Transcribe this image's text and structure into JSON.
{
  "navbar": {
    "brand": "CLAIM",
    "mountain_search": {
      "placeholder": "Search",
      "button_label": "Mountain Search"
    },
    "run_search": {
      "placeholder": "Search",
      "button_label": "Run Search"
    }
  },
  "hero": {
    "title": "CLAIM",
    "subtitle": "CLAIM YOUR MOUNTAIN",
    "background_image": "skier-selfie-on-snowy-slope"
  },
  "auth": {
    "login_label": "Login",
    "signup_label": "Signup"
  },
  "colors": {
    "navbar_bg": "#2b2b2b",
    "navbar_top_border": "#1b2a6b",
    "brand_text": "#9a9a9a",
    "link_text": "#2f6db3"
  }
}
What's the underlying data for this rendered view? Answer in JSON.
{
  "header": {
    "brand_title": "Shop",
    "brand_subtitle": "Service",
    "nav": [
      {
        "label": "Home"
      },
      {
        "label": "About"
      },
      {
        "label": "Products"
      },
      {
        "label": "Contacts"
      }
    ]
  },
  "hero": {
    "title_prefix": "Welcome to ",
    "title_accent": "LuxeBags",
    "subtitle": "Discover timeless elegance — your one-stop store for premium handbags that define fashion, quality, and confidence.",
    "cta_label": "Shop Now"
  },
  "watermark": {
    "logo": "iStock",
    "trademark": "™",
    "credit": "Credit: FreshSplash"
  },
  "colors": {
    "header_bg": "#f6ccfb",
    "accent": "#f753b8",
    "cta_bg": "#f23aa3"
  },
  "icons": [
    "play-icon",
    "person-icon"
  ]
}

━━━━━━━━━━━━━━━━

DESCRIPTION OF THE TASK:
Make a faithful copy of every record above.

SOLVED EXERCISE:
Transcribe this image's text and structure into JSON.
{
  "navbar": {
    "brand": "CLAIM",
    "mountain_search": {
      "placeholder": "Search",
      "button_label": "Mountain Search"
    },
    "run_search": {
      "placeholder": "Search",
      "button_label": "Run Search"
    }
  },
  "hero": {
    "title": "CLAIM",
    "subtitle": "CLAIM YOUR MOUNTAIN",
    "background_image": "skier-selfie-on-snowy-slope"
  },
  "auth": {
    "login_label": "Login",
    "signup_label": "Signup"
  },
  "colors": {
    "navbar_bg": "#2b2b2b",
    "navbar_top_border": "#1b2a6b",
    "brand_text": "#9a9a9a",
    "link_text": "#2f6db3"
  }
}
What's the underlying data for this rendered view? Answer in JSON.
{
  "header": {
    "brand_title": "Shop",
    "brand_subtitle": "Service",
    "nav": [
      {
        "label": "Home"
      },
      {
        "label": "About"
      },
      {
        "label": "Products"
      },
      {
        "label": "Contacts"
      }
    ]
  },
  "hero": {
    "title_prefix": "Welcome to ",
    "title_accent": "LuxeBags",
    "subtitle": "Discover timeless elegance — your one-stop store for premium handbags that define fashion, quality, and confidence.",
    "cta_label": "Shop Now"
  },
  "watermark": {
    "logo": "iStock",
    "trademark": "™",
    "credit": "Credit: FreshSplash"
  },
  "colors": {
    "header_bg": "#f6ccfb",
    "accent": "#f753b8",
    "cta_bg": "#f23aa3"
  },
  "icons": [
    "play-icon",
    "person-icon"
  ]
}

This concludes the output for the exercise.